The One World Festival in Prague is a festival of international film that puts the superficial glitz of some of the world's other celebrations of the silver screen to shame. More on that in a few minutes, but first to the art of public speaking - an art that's frightening enough in your native tongue, let alone in a foreign language. Last week I had the honour of being on the jury of the Czech Republic's English Speaking Competition for secondary school students. Eight finalists bravely stood up in the British Council's packed auditorium in Prague and each had five minutes to speak on the given subject: Tolerance. My report from the event starts with a collage of short extracts from some of the speeches. The One World film festival, which has just ended in Prague, opened last week to the sound of drums - an apt symbol of one of the Czech Republic's most vibrant annual cultural events. Documentary films from around the world, all focusing in one way or another on human rights, could be seen at various venues around the city, and have now moved on to other Czech towns and cities. The festival, now in its fourth year, is the brainchild of Igor Blazevic.
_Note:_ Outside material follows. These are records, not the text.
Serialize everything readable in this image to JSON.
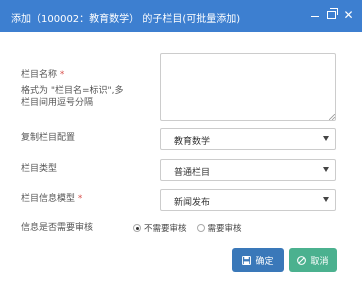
{
  "window": {
    "title": "添加（100002：教育数学） 的子栏目(可批量添加)",
    "minimize_icon": "minimize-icon",
    "maximize_icon": "maximize-icon",
    "close_icon": "close-icon"
  },
  "form": {
    "name_label": "栏目名称",
    "required_mark": "*",
    "name_hint_1": "格式为 \"栏目名=标识\",多",
    "name_hint_2": "栏目间用逗号分隔",
    "name_value": "",
    "copy_label": "复制栏目配置",
    "copy_value": "教育数学",
    "type_label": "栏目类型",
    "type_value": "普通栏目",
    "model_label": "栏目信息模型",
    "model_value": "新闻发布",
    "review_label": "信息是否需要审核",
    "review_options": [
      "不需要审核",
      "需要审核"
    ],
    "review_selected": "不需要审核"
  },
  "buttons": {
    "ok_label": "确定",
    "ok_icon": "save-icon",
    "cancel_label": "取消",
    "cancel_icon": "cancel-circle-icon"
  },
  "colors": {
    "titlebar": "#3d7fd0",
    "ok_button": "#3a78b9",
    "cancel_button": "#4bb18f",
    "required": "#d9534f"
  }
}
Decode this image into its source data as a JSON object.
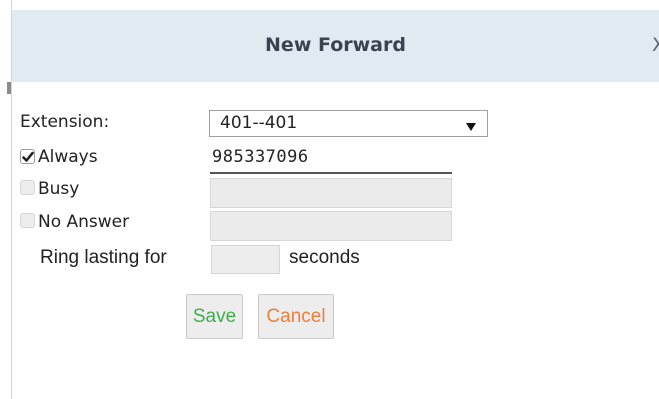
{
  "dialog": {
    "title": "New Forward",
    "close_label": "X"
  },
  "form": {
    "extension_label": "Extension:",
    "extension_value": "401--401",
    "always": {
      "label": "Always",
      "checked": true,
      "value": "985337096"
    },
    "busy": {
      "label": "Busy",
      "checked": false,
      "value": ""
    },
    "no_answer": {
      "label": "No Answer",
      "checked": false,
      "value": ""
    },
    "ring_label": "Ring lasting for",
    "ring_value": "",
    "seconds_label": "seconds"
  },
  "buttons": {
    "save": "Save",
    "cancel": "Cancel"
  },
  "colors": {
    "titlebar": "#e2eaf1",
    "save_text": "#3fae49",
    "cancel_text": "#ef7e3c"
  }
}
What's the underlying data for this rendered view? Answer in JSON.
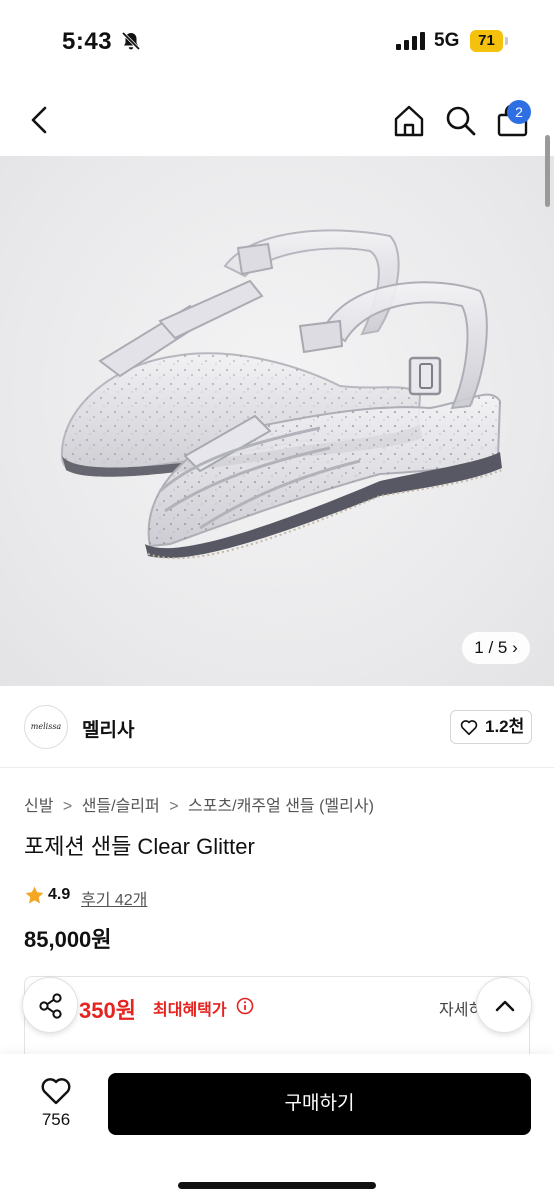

"We are screening 129 films from 33 countries and we cover basically the whole globe and I think that we cover it better than CNN, because we are bringing the really strong, powerful stories about people we do not see on the global news. These films are not about power-holders, not about politicians, not about generals, not about war criminals. These films are about strong ordinary people, and I think that they have something to tell to us. (Could you tell me a bit about some of the films in the competition?) I have been one of the three people selecting the films, and my message to the audience is not told through one or the other film. My message for the audience is sent through the whole programme, because I think that the biggest quality is not only to see how, for example, Vietnam veterans are dealing with the war trauma, how some kids in Romania are dealing with the hard and harsh life, but the biggest quality is when you see a couple of films, let's say one from Latin America, another from Africa, the next from Asia, and then you see that we are part of one world and some bad things are similar everywhere, some good things are also similar in many places."

The festival was a great deal more than just films. There were also discussions, seminars, concerts and exhibitions - including a fantastic show of photographs covering four decades of life in Romany settlements around the Czech Republic and Slovakia. One of the highpoints was the awarding of the human rights prize "Homo Homini" - given each year to people who have done something extraordinary to contribute to human rights. This year it was given to Zackie Achmat, a South African, who, despite being HIV positive, has refused to take any drugs until they are made available to the poor of Southern Africa. Igor Blazevic:

"Zackie Achmat is a person who is disadvantaged in all possible ways. He is a coloured person in South Africa, he is a member of the Indian minority in South Africa, he is homosexual, he has Aids. But in spite of that he put his life in something which is beneficial for millions of people. He's like David fighting against the multi-national pharmaceutical companies to enable poor Africans to get cheap drugs against Aids. He's doing a marvelous job and we wanted to support him and his work."

"Ten kilometers from where I live is a hospital called Red Cross Hospital. It's a children's hospital. That hospital treats 500 children with Aids and they can only give medicine to 10 of them. The only reason they cannot give medicine to the other 490 or so is because the medicines cost too much and the fact that our president (in South Africa) doesn't believe that HIV causes Aids... His belief will condemn many people to death in our country... Europe spends more than 10 billion US dollars on ice cream per year. At the cost of one ice cream per kid per year, you could save the lives of kids in Africa, Asia and Latin America with Aids."

A powerful message from the charismatic and extraordinary Zackie Achmat from South Africa, ending this week's Arts. From me, David Vaughan, goodbye.